An E. coli lawsuit, believed to be the first, was filed April 18, 2017 in the Massachusetts Superior Court against Chicken & Rice Guys, LLC by attorneys Brendan Flaherty and Ryan Osterholm of Pritzker Hageman, a national food safety law firm. Their client was diagnosed with an E. coli O157:H7 infection after allegedly eating food prepared by the restaurant chain that operates in the Boston area.
There is an E. coli outbreak associated with that restaurant chain. At least 15 people have been sickened in the outbreak, according to the Boston Public Health Commission. Illnesses began to be reported to public health officials in early April. Ten patients in this outbreak, which is a very high percentage, have been hospitalized because they have been so sick.
According to the complaint, on March 30, 2017, the plaintiff ordered lunch from Chicken & Rice Guys on the Peach App for a Rice Plate with Halal chicken, rice, pita, and lettuce. According to the lawsuit, the meal was delivered to the plaintiff’s place of employment in Suffolk County, Massachusetts, where he ate it.
A few days later, which is within the incubation period for a Shiga toxin-producing E. coli (STEC) infection, the plaintiff began to experience severe abdominal pain and bloody diarrhea, which is consistent with this type of infection. He got sicker over the next few days, and went to his doctor. Lab results revealed he had an E. coli O157:H7 infection. The complaint states that the plaintiff was ill for several weeks and is still recovering.
Attorney Brendan Flaherty said, “Restaurants are legally responsible for serving safe food to the public. When that doesn’t happen and an outbreak occurs, a lawsuit can help pinpoint the suspect food that caused the illnesses and can obtain compensation for those injured in the outbreak.”
Chicken & Rice Guys operate several restaurants and some food trucks that operate in the Boston area, including Suffolk County. The chain has one restaurant in Allston, one in Medford, and two in Boston. All of the restaurants and food trucks were closed around April 11, 2017, when investigators decided those venues were associated with the E. coli outbreak.
The symptoms of an E. coli infection include severe and painful stomach and abdominal cramps, diarrhea that is usually bloody and/or watery, and a mild fever. If this infection is treated with antibiotics or if the patient is under the age of 5, it can develop into hemolytic uremic syndrome (HUS), a serious complication that can destroy the kidneys.
The symptoms of HUS include very little or no urine output, lethargy, skin paleness, easy bruising, bleeding from the nose or mouth, and a rash. Anyone experiencing these symptoms should see a doctor as soon as possible, since E. coli infections and HUS can be life threatening.
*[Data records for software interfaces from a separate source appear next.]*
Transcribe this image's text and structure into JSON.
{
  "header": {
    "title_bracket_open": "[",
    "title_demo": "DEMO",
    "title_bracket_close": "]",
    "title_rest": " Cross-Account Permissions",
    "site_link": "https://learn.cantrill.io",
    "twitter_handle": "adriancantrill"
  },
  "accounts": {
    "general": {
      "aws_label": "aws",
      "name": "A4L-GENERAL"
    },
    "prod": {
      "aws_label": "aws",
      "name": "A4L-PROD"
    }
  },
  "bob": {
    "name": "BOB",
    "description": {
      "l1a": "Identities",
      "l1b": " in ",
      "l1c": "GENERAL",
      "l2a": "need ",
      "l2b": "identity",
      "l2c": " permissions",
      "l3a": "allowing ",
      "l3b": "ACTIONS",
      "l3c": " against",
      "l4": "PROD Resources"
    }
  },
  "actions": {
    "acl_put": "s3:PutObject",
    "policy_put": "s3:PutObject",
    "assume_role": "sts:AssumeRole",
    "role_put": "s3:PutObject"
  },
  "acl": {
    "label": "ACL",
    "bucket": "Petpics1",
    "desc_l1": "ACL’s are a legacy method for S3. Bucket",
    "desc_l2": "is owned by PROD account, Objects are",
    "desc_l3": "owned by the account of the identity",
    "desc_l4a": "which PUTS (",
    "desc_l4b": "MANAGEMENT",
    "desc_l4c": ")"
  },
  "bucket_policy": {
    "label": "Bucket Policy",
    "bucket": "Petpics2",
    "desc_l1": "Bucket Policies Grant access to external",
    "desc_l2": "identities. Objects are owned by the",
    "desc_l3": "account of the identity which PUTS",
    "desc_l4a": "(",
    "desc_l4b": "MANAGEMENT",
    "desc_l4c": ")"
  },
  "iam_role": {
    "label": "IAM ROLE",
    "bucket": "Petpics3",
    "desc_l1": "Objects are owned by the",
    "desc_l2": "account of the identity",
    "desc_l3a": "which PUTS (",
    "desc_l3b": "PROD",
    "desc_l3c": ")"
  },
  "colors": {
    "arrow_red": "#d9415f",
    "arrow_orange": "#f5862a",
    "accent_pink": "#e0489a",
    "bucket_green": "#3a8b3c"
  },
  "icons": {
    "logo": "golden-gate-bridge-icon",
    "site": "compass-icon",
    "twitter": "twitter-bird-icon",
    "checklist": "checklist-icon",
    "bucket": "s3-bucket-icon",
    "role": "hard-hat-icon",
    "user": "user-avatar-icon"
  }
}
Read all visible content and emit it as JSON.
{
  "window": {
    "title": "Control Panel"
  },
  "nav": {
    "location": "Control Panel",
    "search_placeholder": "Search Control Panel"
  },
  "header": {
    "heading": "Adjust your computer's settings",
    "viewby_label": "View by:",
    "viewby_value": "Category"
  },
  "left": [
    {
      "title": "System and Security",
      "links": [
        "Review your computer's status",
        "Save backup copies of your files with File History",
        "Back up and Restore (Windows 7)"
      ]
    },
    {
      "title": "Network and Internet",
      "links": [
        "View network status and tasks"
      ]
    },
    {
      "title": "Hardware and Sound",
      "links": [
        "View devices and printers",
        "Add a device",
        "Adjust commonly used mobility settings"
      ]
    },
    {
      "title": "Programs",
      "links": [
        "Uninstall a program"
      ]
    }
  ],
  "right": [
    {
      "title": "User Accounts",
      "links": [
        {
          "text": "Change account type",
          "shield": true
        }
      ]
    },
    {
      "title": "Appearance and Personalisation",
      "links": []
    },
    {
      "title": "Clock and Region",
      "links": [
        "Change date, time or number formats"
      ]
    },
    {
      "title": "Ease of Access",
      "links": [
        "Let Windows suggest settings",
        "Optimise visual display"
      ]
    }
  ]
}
Pritzker Hageman, America’s food safety law firm, successfully represents people harmed by adulterated food products in outbreaks throughout the United States. Its lawyers have won hundreds of millions of dollars for survivors of foodborne illness, including the largest verdict in American history for a person harmed by coli and hemolytic uremic syndrome. The firm also publishes the E-news site Food Poisoning Bulletin, a respected source for food safety news and information. Pritzker Hageman lawyers are regularly interviewed by major news outlets including the New York Times, CNN, and the Wall Street Journal. In addition, the firm represents people harmed by pathogenic microorganisms in Legionnaires‘ disease, surgical site infection and product liability cases.